EXERCISE BRIEF –
The word to look for is "Save". Report every line of the entries below that has it.

Dataset rows describing interfaces –
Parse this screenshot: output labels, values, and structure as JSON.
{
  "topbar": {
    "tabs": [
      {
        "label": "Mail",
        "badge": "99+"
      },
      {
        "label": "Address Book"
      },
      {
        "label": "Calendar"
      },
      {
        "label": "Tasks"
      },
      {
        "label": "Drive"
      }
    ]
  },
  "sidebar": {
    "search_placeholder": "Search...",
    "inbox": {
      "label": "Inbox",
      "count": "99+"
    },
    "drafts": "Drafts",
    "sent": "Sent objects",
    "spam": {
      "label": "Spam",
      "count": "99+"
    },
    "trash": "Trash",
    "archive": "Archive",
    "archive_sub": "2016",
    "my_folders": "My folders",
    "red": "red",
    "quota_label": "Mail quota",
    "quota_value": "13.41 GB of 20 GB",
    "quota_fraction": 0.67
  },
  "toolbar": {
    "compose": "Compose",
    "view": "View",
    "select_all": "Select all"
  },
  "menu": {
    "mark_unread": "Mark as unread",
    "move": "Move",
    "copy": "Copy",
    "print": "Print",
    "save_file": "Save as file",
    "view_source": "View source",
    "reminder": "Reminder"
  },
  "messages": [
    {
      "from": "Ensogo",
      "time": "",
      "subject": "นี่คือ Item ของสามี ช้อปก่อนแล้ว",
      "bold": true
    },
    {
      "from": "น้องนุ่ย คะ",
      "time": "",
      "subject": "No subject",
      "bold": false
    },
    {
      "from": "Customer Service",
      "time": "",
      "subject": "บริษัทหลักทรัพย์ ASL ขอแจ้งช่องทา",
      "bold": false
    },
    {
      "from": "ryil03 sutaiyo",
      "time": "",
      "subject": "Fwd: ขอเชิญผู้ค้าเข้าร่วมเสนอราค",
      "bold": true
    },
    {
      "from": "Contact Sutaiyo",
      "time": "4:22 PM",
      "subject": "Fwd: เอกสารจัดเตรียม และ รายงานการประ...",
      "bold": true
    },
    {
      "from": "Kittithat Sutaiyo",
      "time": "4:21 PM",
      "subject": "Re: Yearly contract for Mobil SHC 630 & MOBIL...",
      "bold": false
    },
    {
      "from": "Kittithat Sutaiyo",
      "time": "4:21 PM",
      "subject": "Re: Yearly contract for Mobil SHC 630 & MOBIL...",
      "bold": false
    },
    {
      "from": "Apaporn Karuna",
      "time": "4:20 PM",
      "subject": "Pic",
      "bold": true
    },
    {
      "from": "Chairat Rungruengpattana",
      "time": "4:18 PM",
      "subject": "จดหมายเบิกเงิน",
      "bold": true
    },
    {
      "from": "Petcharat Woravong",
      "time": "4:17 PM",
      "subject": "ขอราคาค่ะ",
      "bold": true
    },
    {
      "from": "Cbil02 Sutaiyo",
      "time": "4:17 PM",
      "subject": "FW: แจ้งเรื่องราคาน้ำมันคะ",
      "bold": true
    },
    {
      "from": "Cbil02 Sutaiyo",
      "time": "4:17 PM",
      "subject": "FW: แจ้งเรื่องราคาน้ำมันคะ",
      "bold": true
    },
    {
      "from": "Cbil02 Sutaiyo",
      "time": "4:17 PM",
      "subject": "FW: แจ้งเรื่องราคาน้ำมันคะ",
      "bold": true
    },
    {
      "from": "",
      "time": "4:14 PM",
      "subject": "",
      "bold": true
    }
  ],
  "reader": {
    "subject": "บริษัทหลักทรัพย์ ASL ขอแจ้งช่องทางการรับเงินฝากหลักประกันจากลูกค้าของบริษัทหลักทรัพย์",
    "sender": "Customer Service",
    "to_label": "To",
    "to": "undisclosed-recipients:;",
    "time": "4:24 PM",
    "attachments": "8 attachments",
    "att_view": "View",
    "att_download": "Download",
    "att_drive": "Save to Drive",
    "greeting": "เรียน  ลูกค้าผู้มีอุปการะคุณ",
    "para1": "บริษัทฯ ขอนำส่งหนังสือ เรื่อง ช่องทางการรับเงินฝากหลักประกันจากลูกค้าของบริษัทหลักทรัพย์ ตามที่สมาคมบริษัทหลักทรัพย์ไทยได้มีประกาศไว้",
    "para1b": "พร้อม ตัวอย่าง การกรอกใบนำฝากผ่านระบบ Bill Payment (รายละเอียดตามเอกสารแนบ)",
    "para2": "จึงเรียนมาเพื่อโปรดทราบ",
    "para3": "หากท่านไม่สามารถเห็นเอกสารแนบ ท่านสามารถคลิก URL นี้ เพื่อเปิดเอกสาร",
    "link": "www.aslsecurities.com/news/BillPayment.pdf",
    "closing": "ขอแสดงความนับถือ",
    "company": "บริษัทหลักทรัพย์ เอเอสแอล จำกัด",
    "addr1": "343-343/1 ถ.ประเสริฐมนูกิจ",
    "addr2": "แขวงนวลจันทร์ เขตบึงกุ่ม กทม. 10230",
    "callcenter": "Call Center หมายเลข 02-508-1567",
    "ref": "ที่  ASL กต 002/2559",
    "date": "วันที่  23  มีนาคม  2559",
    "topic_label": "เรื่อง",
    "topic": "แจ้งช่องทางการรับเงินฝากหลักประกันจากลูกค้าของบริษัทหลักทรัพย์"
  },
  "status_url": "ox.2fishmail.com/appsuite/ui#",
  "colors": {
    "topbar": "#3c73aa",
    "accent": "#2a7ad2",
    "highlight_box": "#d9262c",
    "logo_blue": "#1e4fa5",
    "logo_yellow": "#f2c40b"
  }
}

REPLY TO THE EXERCISE –
    "save_file": "Save as file",
    "att_drive": "Save to Drive",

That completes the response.